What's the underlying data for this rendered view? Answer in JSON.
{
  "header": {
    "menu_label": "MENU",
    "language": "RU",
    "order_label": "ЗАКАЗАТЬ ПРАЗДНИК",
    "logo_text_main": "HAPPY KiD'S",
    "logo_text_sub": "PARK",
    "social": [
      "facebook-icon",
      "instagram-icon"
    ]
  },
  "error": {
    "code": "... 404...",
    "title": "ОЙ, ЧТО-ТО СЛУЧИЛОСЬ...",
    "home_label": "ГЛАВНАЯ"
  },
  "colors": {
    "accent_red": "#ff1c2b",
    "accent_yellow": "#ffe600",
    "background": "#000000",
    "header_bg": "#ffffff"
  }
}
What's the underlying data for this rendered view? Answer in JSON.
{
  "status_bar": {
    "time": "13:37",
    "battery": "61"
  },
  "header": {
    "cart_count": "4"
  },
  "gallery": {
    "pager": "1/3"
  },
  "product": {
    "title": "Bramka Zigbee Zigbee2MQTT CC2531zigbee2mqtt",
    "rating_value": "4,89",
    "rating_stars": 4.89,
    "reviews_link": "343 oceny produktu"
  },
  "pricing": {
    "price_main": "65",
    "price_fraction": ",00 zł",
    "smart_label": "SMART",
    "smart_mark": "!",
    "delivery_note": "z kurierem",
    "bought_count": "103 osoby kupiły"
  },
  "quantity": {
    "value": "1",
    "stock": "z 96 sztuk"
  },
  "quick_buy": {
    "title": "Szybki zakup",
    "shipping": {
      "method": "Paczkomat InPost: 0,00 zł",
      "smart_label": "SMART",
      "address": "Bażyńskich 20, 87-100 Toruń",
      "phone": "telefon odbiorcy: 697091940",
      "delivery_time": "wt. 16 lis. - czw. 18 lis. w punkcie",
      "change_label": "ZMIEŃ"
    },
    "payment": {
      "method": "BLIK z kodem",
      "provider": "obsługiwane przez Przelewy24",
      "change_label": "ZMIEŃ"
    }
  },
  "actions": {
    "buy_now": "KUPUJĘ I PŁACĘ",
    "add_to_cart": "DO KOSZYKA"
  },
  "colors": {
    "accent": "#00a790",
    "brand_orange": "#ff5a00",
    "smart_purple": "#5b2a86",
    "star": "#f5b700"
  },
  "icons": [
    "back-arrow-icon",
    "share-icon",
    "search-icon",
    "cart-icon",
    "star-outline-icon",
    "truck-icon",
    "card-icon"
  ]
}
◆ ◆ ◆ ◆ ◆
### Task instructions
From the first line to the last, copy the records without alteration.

### Result for this exercise
What's the underlying data for this rendered view? Answer in JSON.
{
  "header": {
    "menu_label": "MENU",
    "language": "RU",
    "order_label": "ЗАКАЗАТЬ ПРАЗДНИК",
    "logo_text_main": "HAPPY KiD'S",
    "logo_text_sub": "PARK",
    "social": [
      "facebook-icon",
      "instagram-icon"
    ]
  },
  "error": {
    "code": "... 404...",
    "title": "ОЙ, ЧТО-ТО СЛУЧИЛОСЬ...",
    "home_label": "ГЛАВНАЯ"
  },
  "colors": {
    "accent_red": "#ff1c2b",
    "accent_yellow": "#ffe600",
    "background": "#000000",
    "header_bg": "#ffffff"
  }
}
What's the underlying data for this rendered view? Answer in JSON.
{
  "status_bar": {
    "time": "13:37",
    "battery": "61"
  },
  "header": {
    "cart_count": "4"
  },
  "gallery": {
    "pager": "1/3"
  },
  "product": {
    "title": "Bramka Zigbee Zigbee2MQTT CC2531zigbee2mqtt",
    "rating_value": "4,89",
    "rating_stars": 4.89,
    "reviews_link": "343 oceny produktu"
  },
  "pricing": {
    "price_main": "65",
    "price_fraction": ",00 zł",
    "smart_label": "SMART",
    "smart_mark": "!",
    "delivery_note": "z kurierem",
    "bought_count": "103 osoby kupiły"
  },
  "quantity": {
    "value": "1",
    "stock": "z 96 sztuk"
  },
  "quick_buy": {
    "title": "Szybki zakup",
    "shipping": {
      "method": "Paczkomat InPost: 0,00 zł",
      "smart_label": "SMART",
      "address": "Bażyńskich 20, 87-100 Toruń",
      "phone": "telefon odbiorcy: 697091940",
      "delivery_time": "wt. 16 lis. - czw. 18 lis. w punkcie",
      "change_label": "ZMIEŃ"
    },
    "payment": {
      "method": "BLIK z kodem",
      "provider": "obsługiwane przez Przelewy24",
      "change_label": "ZMIEŃ"
    }
  },
  "actions": {
    "buy_now": "KUPUJĘ I PŁACĘ",
    "add_to_cart": "DO KOSZYKA"
  },
  "colors": {
    "accent": "#00a790",
    "brand_orange": "#ff5a00",
    "smart_purple": "#5b2a86",
    "star": "#f5b700"
  },
  "icons": [
    "back-arrow-icon",
    "share-icon",
    "search-icon",
    "cart-icon",
    "star-outline-icon",
    "truck-icon",
    "card-icon"
  ]
}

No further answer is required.